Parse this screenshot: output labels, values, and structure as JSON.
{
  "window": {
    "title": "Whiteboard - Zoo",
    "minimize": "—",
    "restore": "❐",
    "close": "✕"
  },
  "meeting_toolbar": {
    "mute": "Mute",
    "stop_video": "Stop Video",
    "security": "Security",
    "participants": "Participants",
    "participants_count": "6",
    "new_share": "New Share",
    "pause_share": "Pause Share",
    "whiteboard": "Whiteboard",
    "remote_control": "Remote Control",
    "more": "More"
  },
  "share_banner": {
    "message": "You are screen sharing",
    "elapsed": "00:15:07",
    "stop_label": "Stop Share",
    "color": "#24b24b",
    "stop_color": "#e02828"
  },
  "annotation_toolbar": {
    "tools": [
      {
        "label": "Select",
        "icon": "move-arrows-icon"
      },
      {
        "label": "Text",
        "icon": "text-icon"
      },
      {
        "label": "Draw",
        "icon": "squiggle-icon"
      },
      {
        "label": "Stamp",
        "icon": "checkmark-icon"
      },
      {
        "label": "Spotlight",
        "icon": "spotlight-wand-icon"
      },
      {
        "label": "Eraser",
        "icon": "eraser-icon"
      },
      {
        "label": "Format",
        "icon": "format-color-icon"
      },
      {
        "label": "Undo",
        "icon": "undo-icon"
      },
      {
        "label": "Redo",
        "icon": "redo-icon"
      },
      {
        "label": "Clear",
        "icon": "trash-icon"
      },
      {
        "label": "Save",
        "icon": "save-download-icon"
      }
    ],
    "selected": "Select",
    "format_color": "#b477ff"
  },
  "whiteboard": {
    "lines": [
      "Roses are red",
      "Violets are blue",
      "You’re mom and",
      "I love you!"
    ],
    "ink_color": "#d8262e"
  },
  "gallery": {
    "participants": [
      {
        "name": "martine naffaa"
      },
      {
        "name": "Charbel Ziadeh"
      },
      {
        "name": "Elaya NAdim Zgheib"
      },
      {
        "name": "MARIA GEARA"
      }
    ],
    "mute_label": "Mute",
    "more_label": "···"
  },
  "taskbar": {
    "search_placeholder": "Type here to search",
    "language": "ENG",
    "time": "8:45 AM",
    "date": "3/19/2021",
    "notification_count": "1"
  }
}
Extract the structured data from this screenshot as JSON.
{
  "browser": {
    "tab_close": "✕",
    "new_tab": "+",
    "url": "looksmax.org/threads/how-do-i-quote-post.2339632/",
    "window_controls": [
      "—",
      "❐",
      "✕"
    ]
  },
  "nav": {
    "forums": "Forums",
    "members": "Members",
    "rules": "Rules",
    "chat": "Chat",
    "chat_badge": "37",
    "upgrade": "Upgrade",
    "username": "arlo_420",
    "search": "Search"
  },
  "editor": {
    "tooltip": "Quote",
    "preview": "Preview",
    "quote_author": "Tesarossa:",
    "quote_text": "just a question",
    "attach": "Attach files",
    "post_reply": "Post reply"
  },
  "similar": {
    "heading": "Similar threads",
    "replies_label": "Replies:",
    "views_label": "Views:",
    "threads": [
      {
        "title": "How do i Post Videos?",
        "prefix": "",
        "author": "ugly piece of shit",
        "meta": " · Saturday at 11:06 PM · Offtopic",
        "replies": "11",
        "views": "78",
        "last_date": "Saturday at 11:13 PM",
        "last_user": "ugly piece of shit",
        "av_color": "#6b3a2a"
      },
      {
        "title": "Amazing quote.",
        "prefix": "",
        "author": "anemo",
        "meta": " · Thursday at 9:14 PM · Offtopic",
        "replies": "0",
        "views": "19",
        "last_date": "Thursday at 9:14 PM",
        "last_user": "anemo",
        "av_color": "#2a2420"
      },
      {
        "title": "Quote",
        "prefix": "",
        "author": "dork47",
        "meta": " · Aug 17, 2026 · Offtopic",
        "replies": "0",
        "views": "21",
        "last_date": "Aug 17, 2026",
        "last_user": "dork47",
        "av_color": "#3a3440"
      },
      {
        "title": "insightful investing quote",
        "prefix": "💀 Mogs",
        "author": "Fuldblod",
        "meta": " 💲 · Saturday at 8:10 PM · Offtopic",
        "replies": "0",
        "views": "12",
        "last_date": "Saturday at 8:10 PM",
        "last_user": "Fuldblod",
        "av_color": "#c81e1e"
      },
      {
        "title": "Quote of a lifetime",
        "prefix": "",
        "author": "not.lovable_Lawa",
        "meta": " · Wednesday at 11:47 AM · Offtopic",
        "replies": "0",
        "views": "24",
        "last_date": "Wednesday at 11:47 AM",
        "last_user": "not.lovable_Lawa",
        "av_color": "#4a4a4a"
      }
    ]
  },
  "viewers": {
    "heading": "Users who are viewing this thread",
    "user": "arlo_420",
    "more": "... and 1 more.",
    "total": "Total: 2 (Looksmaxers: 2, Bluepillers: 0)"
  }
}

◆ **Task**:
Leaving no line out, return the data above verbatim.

◆ **Solution for this exercise**:
Parse this screenshot: output labels, values, and structure as JSON.
{
  "window": {
    "title": "Whiteboard - Zoo",
    "minimize": "—",
    "restore": "❐",
    "close": "✕"
  },
  "meeting_toolbar": {
    "mute": "Mute",
    "stop_video": "Stop Video",
    "security": "Security",
    "participants": "Participants",
    "participants_count": "6",
    "new_share": "New Share",
    "pause_share": "Pause Share",
    "whiteboard": "Whiteboard",
    "remote_control": "Remote Control",
    "more": "More"
  },
  "share_banner": {
    "message": "You are screen sharing",
    "elapsed": "00:15:07",
    "stop_label": "Stop Share",
    "color": "#24b24b",
    "stop_color": "#e02828"
  },
  "annotation_toolbar": {
    "tools": [
      {
        "label": "Select",
        "icon": "move-arrows-icon"
      },
      {
        "label": "Text",
        "icon": "text-icon"
      },
      {
        "label": "Draw",
        "icon": "squiggle-icon"
      },
      {
        "label": "Stamp",
        "icon": "checkmark-icon"
      },
      {
        "label": "Spotlight",
        "icon": "spotlight-wand-icon"
      },
      {
        "label": "Eraser",
        "icon": "eraser-icon"
      },
      {
        "label": "Format",
        "icon": "format-color-icon"
      },
      {
        "label": "Undo",
        "icon": "undo-icon"
      },
      {
        "label": "Redo",
        "icon": "redo-icon"
      },
      {
        "label": "Clear",
        "icon": "trash-icon"
      },
      {
        "label": "Save",
        "icon": "save-download-icon"
      }
    ],
    "selected": "Select",
    "format_color": "#b477ff"
  },
  "whiteboard": {
    "lines": [
      "Roses are red",
      "Violets are blue",
      "You’re mom and",
      "I love you!"
    ],
    "ink_color": "#d8262e"
  },
  "gallery": {
    "participants": [
      {
        "name": "martine naffaa"
      },
      {
        "name": "Charbel Ziadeh"
      },
      {
        "name": "Elaya NAdim Zgheib"
      },
      {
        "name": "MARIA GEARA"
      }
    ],
    "mute_label": "Mute",
    "more_label": "···"
  },
  "taskbar": {
    "search_placeholder": "Type here to search",
    "language": "ENG",
    "time": "8:45 AM",
    "date": "3/19/2021",
    "notification_count": "1"
  }
}
Extract the structured data from this screenshot as JSON.
{
  "browser": {
    "tab_close": "✕",
    "new_tab": "+",
    "url": "looksmax.org/threads/how-do-i-quote-post.2339632/",
    "window_controls": [
      "—",
      "❐",
      "✕"
    ]
  },
  "nav": {
    "forums": "Forums",
    "members": "Members",
    "rules": "Rules",
    "chat": "Chat",
    "chat_badge": "37",
    "upgrade": "Upgrade",
    "username": "arlo_420",
    "search": "Search"
  },
  "editor": {
    "tooltip": "Quote",
    "preview": "Preview",
    "quote_author": "Tesarossa:",
    "quote_text": "just a question",
    "attach": "Attach files",
    "post_reply": "Post reply"
  },
  "similar": {
    "heading": "Similar threads",
    "replies_label": "Replies:",
    "views_label": "Views:",
    "threads": [
      {
        "title": "How do i Post Videos?",
        "prefix": "",
        "author": "ugly piece of shit",
        "meta": " · Saturday at 11:06 PM · Offtopic",
        "replies": "11",
        "views": "78",
        "last_date": "Saturday at 11:13 PM",
        "last_user": "ugly piece of shit",
        "av_color": "#6b3a2a"
      },
      {
        "title": "Amazing quote.",
        "prefix": "",
        "author": "anemo",
        "meta": " · Thursday at 9:14 PM · Offtopic",
        "replies": "0",
        "views": "19",
        "last_date": "Thursday at 9:14 PM",
        "last_user": "anemo",
        "av_color": "#2a2420"
      },
      {
        "title": "Quote",
        "prefix": "",
        "author": "dork47",
        "meta": " · Aug 17, 2026 · Offtopic",
        "replies": "0",
        "views": "21",
        "last_date": "Aug 17, 2026",
        "last_user": "dork47",
        "av_color": "#3a3440"
      },
      {
        "title": "insightful investing quote",
        "prefix": "💀 Mogs",
        "author": "Fuldblod",
        "meta": " 💲 · Saturday at 8:10 PM · Offtopic",
        "replies": "0",
        "views": "12",
        "last_date": "Saturday at 8:10 PM",
        "last_user": "Fuldblod",
        "av_color": "#c81e1e"
      },
      {
        "title": "Quote of a lifetime",
        "prefix": "",
        "author": "not.lovable_Lawa",
        "meta": " · Wednesday at 11:47 AM · Offtopic",
        "replies": "0",
        "views": "24",
        "last_date": "Wednesday at 11:47 AM",
        "last_user": "not.lovable_Lawa",
        "av_color": "#4a4a4a"
      }
    ]
  },
  "viewers": {
    "heading": "Users who are viewing this thread",
    "user": "arlo_420",
    "more": "... and 1 more.",
    "total": "Total: 2 (Looksmaxers: 2, Bluepillers: 0)"
  }
}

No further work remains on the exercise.